Never a good sign.
The above photo shows us our very first sign of damage and wear. Ignoring the tread for now, the side wall cut is more concerning. Since I ride in rocky conditions, this is an all too familiar occurrence. The tyre is on borrowed time and I would not depend on it to hold up. Severe sidewall cuts are clear signs that you shouldbe looking into replacing your tyres.
Far from new.
The above tyre has seen better days, but is it worth replacing? Well, let's talk about what we see first. The centre knobs are worn down. Could be worse but clearly nowhere near fresh. This is going to substantially decrease climbing traction and braking performance. Secondly, you can clearing see the side knobs are worn. The bigger danger here is that they are now undercut - cracked at the base of the knobs. As this gets worse, the knobs will begin to fold over when you're riding. If you've ever been cornering on tyres like this and felt supported to start with, then the bike has disappeared in an instant - it's likely that the knobs were folding over. It's very dangerous to ride on tyres when the knobs are cracked to the point they are folding over they become unpredictable. While side knobs will eventually fall off, this tyre is at the end of its useable life.
2. The terrain you ride. Besides your own personal riding style, the terrain you ride is a strong determining factor. Generally, dry, rocky conditions are incredibly hard on tyres.
Beautiful, but your tyres couldn't disagree more.

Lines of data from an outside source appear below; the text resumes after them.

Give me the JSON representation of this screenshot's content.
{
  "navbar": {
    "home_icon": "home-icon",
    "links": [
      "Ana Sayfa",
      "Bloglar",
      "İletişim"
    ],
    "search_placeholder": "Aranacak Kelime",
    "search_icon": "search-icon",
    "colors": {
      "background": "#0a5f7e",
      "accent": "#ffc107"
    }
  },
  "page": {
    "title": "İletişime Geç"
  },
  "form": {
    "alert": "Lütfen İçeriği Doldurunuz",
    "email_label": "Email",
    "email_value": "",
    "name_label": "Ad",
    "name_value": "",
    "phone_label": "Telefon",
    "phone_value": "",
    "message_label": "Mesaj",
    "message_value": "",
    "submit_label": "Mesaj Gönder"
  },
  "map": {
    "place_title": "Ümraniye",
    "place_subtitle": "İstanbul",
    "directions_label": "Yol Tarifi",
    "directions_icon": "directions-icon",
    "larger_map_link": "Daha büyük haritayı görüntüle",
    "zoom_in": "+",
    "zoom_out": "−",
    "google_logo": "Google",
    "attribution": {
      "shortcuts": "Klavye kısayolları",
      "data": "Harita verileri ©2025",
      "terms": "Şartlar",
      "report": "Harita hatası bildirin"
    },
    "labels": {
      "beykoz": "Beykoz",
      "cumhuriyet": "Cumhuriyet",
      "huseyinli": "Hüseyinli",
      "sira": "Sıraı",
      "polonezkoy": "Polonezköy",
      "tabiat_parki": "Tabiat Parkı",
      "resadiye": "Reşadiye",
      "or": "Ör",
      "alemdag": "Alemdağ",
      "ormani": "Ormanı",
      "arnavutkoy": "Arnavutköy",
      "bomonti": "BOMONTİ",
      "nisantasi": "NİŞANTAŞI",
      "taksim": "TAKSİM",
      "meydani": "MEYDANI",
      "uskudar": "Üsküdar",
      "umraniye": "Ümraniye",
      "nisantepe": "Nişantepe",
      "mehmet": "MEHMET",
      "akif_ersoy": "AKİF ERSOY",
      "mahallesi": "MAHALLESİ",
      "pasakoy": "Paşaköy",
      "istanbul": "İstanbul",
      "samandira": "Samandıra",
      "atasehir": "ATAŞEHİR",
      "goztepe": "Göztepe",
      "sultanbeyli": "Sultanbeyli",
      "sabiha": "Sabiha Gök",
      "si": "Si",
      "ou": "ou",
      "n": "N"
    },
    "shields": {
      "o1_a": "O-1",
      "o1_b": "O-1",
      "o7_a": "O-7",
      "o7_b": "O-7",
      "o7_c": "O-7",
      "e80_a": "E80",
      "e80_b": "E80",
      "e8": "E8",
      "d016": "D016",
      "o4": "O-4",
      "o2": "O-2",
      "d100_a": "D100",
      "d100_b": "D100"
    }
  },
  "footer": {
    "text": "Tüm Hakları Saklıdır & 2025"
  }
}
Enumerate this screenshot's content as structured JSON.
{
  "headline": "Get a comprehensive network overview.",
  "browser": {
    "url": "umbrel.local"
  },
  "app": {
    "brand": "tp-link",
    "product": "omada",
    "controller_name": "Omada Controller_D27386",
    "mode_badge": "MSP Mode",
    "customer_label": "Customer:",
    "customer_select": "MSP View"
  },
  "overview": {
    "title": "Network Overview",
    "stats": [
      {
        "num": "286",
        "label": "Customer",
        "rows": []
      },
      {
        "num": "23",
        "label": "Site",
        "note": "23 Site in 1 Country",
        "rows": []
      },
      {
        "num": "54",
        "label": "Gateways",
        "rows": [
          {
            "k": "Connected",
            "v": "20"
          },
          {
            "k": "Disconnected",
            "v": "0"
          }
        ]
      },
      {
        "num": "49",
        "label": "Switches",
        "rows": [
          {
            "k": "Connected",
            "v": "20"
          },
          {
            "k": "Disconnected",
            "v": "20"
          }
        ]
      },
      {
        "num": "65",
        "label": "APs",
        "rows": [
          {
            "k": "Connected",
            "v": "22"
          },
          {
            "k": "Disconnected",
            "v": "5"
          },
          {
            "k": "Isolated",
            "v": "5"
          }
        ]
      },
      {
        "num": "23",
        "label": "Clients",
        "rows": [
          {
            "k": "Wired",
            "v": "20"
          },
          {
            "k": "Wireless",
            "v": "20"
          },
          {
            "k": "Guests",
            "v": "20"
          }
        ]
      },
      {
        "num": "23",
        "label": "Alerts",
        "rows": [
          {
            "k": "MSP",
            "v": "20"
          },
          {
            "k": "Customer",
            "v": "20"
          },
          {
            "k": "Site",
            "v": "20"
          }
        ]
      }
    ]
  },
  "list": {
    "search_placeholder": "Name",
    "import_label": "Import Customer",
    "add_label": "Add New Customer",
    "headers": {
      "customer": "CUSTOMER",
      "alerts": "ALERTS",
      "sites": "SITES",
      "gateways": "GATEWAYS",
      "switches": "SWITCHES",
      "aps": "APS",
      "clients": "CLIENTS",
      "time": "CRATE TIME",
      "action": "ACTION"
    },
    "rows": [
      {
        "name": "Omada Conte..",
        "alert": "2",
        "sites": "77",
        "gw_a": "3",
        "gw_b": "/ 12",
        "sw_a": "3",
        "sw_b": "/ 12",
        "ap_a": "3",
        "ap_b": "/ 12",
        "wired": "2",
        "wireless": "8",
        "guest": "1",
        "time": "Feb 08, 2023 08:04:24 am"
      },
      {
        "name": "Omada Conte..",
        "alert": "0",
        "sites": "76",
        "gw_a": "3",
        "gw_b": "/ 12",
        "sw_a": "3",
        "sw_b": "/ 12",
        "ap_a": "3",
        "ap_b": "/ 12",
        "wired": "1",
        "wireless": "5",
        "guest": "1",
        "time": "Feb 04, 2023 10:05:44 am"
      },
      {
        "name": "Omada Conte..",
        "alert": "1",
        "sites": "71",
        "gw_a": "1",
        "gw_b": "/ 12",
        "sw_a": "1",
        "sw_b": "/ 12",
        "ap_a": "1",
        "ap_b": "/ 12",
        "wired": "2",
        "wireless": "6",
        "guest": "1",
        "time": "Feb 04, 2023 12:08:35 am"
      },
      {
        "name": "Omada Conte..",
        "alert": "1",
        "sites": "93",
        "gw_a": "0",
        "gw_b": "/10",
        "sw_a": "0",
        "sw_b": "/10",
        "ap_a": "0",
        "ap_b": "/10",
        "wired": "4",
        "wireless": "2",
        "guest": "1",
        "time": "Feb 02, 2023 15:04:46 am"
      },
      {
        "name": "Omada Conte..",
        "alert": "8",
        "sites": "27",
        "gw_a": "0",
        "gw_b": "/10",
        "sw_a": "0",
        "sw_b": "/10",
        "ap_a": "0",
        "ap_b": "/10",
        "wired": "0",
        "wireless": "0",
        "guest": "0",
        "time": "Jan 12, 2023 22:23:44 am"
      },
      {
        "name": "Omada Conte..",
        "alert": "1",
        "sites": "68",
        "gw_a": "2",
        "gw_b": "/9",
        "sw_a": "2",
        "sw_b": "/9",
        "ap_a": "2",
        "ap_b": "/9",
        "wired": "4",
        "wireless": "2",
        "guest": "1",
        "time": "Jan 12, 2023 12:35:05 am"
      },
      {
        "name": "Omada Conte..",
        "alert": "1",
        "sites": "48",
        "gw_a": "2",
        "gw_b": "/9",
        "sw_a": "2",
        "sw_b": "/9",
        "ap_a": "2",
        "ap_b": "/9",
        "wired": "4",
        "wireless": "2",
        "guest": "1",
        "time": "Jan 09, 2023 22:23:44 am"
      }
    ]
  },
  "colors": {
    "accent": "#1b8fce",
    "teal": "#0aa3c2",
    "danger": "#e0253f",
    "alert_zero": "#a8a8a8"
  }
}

The above photo is from Moab which can be described as riding on a big rock, pieces of rock, and sand. Not exactly the best conditions for tyre life. You will notice the effects of having a worn tyre in these conditions and will certainly be replacing your tyres more frequently compared to other conditions.
If you ride in loamy, fresh or organic dirt, then you have prime conditions for traction and tyre life. Not only will your tyres wear slowly, but in my opinion, you can usually hold off a bit longer as well since good dirt provides amazing traction.
3. Trips, vacations and races. While deciding when to replace your tyres is up to debate, the few instances where I strongly encourage it, are bike trips and any race where you've spent a substantial amount of time training for.
Is doesn't matter whether you're headed a few miles outside town or hopping on a plane to Whistler. Bike vacations are memorable experiences and you'll want everything to go smoothly and have a perfectly running bike. No sense taking the time off work and spending the money to travel and have your worn out tyres hold you back. The same can be said about racing. You've spent all season getting in shape and pushing yourself to the max. Worn out tyres WILL slow you down and depending on condition, could result in flats/crashes.
While we can't tell you exactly when to purchase tyres, just consider what you're riding, where your riding, and how important your ride is going to be. I'll never recommend slowing down to extend tyre life, but you can certainly help out a bit by not ripping skids everywhere! Not only is this no good for your tyres, but it's not great for the trails either. You can also consider what tyre compound your ride. While the softer compounds do offer significantly better grip, they will also wear out quicker. You can read about compound differences here.
To view our collection of tyres, Click here.
To learn how to pick the perfect mountain bike tyre, Click here.
We hope this post helps and we'll always be here if you have any questions or need advice.
Until next time,